Tracking human pose with multiple activity models

2016-02-09T12:25:31Z (GMT) by John Darby Baihua Li Nicholas Costen
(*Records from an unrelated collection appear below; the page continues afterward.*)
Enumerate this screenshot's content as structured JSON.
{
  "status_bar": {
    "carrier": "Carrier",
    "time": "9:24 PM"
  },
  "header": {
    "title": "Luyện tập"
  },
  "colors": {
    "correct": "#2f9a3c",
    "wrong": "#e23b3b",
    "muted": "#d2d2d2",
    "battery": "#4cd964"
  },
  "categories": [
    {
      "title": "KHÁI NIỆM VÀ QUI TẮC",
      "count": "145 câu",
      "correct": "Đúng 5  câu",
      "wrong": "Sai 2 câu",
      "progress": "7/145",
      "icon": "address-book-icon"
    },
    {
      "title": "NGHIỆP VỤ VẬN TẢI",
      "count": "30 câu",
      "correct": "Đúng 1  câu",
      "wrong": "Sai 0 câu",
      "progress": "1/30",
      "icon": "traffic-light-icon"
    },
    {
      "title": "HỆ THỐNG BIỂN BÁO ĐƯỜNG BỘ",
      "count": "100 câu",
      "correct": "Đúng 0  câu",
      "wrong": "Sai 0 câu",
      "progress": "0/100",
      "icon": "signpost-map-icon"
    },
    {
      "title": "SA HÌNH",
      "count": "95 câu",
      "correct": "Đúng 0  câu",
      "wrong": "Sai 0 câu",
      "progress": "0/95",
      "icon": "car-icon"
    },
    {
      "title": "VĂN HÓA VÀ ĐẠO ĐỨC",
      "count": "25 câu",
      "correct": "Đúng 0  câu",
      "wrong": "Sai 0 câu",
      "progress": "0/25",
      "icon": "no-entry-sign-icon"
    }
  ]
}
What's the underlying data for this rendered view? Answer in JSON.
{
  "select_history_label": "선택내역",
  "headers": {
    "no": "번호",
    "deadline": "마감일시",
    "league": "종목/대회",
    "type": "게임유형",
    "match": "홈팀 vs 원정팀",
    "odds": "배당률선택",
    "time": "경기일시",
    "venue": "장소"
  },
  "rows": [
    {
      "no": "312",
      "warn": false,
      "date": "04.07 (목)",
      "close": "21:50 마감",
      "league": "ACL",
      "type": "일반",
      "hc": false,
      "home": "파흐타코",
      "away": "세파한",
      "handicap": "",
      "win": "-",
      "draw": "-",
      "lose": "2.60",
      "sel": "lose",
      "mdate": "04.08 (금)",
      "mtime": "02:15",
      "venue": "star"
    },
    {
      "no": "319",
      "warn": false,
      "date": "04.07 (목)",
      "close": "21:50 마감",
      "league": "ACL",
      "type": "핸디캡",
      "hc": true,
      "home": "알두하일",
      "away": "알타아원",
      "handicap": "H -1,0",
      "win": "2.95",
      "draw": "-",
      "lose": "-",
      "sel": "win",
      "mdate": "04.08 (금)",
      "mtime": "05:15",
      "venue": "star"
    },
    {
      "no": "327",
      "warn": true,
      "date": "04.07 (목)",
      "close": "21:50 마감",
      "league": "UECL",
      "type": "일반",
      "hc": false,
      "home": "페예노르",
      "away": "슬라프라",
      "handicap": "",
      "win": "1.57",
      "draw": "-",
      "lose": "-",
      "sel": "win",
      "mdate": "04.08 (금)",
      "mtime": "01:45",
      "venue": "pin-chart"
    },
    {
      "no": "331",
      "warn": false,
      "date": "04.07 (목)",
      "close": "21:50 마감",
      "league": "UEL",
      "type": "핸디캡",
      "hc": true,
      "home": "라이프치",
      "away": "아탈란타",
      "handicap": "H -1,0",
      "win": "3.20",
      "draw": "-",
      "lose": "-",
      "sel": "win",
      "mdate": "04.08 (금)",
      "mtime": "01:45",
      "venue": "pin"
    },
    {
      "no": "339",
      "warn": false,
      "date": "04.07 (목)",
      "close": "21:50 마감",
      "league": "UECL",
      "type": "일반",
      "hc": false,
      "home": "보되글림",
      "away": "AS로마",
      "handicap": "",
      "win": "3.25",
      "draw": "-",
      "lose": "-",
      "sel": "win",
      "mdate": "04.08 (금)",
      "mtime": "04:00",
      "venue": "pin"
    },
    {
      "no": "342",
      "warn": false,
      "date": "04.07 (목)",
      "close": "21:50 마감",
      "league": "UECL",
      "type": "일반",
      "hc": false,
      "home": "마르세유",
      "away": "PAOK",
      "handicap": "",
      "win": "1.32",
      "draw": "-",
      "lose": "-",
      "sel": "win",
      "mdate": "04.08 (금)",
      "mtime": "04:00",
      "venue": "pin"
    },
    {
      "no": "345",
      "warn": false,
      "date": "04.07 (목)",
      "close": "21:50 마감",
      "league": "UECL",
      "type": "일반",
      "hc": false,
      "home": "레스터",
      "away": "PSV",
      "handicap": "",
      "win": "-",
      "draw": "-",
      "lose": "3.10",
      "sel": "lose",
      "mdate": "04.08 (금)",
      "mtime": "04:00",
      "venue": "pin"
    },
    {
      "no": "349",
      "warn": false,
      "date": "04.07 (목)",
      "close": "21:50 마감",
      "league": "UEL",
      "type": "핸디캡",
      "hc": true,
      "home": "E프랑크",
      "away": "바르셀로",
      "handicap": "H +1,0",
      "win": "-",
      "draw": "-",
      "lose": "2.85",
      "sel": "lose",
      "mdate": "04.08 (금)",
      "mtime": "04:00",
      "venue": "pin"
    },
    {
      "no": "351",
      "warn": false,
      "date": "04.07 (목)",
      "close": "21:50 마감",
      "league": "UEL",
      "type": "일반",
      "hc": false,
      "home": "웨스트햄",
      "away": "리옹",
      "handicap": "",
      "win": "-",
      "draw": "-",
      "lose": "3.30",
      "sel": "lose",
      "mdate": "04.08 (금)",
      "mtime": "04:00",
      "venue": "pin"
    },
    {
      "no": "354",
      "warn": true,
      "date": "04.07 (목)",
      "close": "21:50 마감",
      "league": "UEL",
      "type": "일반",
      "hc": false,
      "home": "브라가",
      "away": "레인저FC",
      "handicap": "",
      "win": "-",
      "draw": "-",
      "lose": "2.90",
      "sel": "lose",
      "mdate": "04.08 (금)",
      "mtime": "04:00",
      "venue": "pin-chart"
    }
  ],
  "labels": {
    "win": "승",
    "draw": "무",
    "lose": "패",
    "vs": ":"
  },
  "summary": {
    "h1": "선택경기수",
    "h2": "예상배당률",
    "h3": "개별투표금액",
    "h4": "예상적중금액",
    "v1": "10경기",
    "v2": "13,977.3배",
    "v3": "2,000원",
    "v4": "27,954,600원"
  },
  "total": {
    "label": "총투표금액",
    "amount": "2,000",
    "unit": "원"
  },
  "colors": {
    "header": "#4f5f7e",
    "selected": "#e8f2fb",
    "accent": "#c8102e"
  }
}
Tracking unknown human motions using generative tracking techniques requires the exploration of a high-dimensional pose space which is both difficult and computationally expensive. Alternatively, if the type of activity is known and training data is available, a low-dimensional latent pose space may be learned and the difficulty and cost of the estimation task reduced. In this paper we attempt to combine the competing benefits-flexibility and efficiency-of these two generative tracking scenarios within a single approach. We define a number of "activity models", each composed of a pose space with unique dimensionality and an associated dynamical model, and each designed for use in the recovery of a particular class of activity. We then propose a method for the fair combination of these activity models for use in particle dispersion by an annealed particle filter. The resulting algorithm, which we term multiple activity model annealed particle filtering (MAM-APF), is able to dynamically vary the scope of its search effort, using a small number of particles to explore latent pose spaces and a large number of particles to explore the full pose space. We present quantitative results on the HumanEva-I and HumanEva-II datasets, demonstrating robust 3D tracking of known and unknown activities from fewer than four cameras.